I left the two days feeling like a lot of piece parts are coming together fast. Seed funding. Crowd sourcing. Mentoring. Training/Education. And with iteration and tweaking, we could see an explosion of economic growth in the Seattle area. Exciting times.

Love/Hate Otters

Otters are so dang cute. It is hard not to fall in love with them. The picture doesn’t do justice to the constant motion as they wrestle and cavort and untangle and retangle themselves. Who wouldn’t love these little guys? Such a treat to see them in nature.

And then they crawl under the canvas on your boat and leave fish guts everywhere and crap all over everything.

Hey some seattle VCs blog!

Why Seattle VCs don’t blog – TechFlash: Seattle’s Technology News Source — John Cook wonders why we don’t blog.
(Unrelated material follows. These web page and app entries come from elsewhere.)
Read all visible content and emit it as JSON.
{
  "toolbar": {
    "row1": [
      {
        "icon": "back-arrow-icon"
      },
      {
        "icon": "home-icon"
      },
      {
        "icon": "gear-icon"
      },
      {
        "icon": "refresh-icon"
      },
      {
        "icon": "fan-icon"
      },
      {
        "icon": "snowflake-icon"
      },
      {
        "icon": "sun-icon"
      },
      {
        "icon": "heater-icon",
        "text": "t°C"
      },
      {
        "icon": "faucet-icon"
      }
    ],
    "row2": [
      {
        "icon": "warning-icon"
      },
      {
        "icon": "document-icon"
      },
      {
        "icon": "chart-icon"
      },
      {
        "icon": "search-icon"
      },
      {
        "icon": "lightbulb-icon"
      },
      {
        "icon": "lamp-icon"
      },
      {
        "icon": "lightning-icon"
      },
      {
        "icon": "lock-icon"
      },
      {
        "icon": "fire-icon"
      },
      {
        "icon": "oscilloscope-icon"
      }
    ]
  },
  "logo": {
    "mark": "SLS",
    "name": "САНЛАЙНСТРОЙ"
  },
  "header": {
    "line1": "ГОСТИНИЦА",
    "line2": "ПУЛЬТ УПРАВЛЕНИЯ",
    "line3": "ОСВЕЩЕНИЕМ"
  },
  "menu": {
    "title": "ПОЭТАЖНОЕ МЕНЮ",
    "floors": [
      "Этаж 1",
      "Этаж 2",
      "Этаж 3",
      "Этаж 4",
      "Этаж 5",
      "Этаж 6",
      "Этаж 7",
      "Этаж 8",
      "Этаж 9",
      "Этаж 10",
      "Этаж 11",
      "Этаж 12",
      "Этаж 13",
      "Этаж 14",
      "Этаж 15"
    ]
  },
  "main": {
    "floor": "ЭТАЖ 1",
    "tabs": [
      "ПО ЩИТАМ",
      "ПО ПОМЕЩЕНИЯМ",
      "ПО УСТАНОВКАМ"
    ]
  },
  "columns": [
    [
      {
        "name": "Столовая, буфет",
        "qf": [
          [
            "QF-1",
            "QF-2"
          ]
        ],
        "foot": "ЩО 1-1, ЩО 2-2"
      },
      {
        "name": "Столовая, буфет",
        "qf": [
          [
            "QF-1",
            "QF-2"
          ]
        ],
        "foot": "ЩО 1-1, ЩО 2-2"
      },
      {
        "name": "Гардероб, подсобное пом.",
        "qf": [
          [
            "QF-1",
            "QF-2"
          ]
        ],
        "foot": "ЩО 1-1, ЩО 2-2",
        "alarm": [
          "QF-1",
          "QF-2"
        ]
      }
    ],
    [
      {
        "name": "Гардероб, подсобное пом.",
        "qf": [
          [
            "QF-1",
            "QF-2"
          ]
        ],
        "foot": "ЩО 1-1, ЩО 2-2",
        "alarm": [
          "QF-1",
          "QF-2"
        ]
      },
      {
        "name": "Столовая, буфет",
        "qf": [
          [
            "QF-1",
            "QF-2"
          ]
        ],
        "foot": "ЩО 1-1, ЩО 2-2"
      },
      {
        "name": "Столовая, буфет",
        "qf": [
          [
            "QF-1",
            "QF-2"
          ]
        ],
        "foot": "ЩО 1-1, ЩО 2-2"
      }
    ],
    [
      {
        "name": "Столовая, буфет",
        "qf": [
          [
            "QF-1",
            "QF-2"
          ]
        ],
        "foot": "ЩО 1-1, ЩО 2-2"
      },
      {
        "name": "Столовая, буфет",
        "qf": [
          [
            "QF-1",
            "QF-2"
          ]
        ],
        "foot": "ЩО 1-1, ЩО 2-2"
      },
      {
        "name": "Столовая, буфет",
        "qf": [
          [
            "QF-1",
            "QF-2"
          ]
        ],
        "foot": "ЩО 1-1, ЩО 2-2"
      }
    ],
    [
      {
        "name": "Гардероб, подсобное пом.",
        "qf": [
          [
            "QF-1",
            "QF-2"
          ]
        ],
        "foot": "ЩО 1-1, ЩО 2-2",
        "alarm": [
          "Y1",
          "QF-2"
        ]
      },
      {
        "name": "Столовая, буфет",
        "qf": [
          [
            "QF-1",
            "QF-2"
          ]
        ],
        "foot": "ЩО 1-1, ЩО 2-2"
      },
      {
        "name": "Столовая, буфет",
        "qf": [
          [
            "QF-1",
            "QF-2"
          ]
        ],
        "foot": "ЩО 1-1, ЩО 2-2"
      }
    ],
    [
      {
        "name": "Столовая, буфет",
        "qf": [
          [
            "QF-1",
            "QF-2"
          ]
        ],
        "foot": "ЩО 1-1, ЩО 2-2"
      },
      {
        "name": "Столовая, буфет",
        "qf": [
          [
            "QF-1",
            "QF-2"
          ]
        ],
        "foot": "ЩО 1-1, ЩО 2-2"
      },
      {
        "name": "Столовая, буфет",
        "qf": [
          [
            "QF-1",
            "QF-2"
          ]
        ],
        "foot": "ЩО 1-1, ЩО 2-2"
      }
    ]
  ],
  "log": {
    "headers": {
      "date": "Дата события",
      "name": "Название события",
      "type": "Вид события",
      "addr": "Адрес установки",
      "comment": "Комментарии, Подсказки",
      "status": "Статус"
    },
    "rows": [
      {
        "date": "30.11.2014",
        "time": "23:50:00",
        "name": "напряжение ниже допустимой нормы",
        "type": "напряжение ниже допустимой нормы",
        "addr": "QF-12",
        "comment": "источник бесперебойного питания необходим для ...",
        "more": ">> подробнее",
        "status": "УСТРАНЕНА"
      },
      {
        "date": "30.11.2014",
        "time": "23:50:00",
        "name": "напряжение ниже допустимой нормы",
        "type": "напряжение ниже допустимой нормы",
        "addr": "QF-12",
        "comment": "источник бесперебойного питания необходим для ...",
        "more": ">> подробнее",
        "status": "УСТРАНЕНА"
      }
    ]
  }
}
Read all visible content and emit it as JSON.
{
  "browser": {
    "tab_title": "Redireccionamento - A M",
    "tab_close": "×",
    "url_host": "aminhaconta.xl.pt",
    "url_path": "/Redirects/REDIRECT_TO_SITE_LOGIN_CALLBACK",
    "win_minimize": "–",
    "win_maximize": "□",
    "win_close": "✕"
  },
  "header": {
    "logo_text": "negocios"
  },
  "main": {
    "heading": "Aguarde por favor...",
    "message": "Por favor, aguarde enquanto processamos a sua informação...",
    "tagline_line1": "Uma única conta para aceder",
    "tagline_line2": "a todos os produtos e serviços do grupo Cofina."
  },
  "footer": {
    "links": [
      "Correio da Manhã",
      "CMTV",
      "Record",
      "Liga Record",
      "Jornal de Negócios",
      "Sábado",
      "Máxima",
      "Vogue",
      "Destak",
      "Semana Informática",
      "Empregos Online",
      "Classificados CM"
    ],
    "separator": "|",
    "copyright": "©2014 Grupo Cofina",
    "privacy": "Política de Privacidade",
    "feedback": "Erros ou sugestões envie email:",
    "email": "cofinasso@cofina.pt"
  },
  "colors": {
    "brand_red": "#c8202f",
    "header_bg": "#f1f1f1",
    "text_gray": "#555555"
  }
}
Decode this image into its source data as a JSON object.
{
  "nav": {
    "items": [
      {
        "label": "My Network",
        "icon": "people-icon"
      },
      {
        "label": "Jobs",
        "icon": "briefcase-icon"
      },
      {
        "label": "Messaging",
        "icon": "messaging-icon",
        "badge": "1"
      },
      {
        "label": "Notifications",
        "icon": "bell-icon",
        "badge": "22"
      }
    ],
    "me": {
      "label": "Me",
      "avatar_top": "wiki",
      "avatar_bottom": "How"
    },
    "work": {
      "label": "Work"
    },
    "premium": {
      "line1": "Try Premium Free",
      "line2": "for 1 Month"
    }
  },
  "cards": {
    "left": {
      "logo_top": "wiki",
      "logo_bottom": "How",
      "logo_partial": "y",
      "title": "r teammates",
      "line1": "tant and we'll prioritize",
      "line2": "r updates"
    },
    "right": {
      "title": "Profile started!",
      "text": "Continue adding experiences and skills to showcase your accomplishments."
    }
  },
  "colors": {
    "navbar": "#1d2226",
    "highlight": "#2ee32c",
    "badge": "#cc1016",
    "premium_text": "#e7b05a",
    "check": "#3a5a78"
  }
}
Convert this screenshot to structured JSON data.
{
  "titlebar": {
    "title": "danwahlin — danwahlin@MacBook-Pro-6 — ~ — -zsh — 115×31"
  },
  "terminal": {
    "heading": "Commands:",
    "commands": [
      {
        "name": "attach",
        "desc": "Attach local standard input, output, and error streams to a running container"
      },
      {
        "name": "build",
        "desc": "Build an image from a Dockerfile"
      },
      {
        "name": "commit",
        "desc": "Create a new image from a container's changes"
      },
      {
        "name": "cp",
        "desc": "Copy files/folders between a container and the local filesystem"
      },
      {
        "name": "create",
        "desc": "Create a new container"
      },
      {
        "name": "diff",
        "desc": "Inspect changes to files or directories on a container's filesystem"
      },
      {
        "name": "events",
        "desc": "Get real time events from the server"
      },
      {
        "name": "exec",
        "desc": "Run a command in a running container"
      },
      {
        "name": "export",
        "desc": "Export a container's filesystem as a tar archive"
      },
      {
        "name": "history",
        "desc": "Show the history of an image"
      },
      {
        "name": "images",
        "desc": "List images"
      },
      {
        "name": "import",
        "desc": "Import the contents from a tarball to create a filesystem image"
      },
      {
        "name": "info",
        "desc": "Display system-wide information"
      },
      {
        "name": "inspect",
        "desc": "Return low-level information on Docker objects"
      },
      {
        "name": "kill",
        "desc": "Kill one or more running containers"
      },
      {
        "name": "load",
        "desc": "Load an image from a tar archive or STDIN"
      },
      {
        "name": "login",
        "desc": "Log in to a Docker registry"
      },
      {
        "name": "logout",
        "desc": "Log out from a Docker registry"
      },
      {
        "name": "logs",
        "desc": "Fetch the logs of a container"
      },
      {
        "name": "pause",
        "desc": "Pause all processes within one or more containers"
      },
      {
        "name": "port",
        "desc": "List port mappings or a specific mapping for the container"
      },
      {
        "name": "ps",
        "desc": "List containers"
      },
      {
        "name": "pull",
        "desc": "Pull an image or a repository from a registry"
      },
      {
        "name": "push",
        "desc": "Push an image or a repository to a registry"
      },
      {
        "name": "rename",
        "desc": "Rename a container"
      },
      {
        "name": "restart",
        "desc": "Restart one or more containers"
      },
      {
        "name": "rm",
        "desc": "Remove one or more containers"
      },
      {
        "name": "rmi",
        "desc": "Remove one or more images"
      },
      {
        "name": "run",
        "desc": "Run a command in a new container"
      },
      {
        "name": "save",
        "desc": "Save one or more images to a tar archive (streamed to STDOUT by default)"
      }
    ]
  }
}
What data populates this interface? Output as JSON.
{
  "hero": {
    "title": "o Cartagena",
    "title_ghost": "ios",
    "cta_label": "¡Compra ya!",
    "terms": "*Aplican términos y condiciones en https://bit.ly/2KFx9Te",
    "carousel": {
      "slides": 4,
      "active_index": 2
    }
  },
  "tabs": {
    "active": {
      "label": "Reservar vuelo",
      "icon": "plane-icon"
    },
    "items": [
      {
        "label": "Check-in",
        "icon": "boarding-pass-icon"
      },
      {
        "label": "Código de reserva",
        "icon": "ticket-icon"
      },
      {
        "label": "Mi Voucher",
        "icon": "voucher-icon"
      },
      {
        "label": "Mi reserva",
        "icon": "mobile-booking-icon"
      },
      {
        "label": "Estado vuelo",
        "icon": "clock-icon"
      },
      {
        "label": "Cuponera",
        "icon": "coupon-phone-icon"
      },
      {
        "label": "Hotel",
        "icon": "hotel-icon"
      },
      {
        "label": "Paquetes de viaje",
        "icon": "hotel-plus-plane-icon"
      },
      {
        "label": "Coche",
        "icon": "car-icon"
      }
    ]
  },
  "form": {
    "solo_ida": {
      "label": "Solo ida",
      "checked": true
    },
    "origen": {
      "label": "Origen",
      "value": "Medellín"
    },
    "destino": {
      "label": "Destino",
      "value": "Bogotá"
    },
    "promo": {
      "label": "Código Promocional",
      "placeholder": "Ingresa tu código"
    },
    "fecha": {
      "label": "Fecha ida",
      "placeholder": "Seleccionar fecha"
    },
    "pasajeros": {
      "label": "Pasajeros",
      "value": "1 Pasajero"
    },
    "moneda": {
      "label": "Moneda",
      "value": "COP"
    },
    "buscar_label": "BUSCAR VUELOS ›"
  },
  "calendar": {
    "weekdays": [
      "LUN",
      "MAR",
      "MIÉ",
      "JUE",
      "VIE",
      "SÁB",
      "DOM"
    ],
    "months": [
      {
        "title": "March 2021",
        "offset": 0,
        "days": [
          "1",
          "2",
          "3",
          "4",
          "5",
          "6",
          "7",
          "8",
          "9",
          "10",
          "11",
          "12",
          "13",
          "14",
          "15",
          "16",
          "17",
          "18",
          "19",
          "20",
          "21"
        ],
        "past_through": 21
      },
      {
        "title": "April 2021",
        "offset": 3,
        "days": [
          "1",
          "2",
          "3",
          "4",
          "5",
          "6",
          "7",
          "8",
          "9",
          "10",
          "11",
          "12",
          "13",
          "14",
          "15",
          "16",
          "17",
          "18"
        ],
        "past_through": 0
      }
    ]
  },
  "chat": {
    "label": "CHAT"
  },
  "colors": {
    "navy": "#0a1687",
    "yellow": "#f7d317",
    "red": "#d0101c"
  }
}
Obviously some of us do — myself, Rich. We do it for personal reasons, not motivated by our business — we’d be blogging if we were still at MSFT, if we were running a vinyard, etc. As such, our blogs reflect 85% our personal interests and a little bit of business interest.

John asserts that “…there’s opportunity for a VC in town to explain what is really going on in the venture industry in clear and concise terms with no BS…” However, this is not our business. Our business is investing, and to motivate a VC-focused blog, you’d have to be convinced that such a blog would a) improve your deal flow, or b) improve your exits. Not obvious to me at all.

Additionally you’d have to be certain you could sustain the blog — the examples of abandoned blogs that John mentions seems to be a bad outcome.


OK it was all cute and everything the first day and we got some nice pictures. But now I’ve had enough. A frozen pipe. A tree that failed under the weight of all the snow. An epic driving trip to the airport last night. Time to move on.

Oh and huge thanks to all those who didn’t take snow days and kept on keeping the world running. Our paper arrived every day. The mailman was always here. Our lights, heat, water, phone, TV, internet service all worked like champs. The roads were plowed. UPS showed up. Grocery always open. Starbucks usually open. And many many more — hats off to everyone.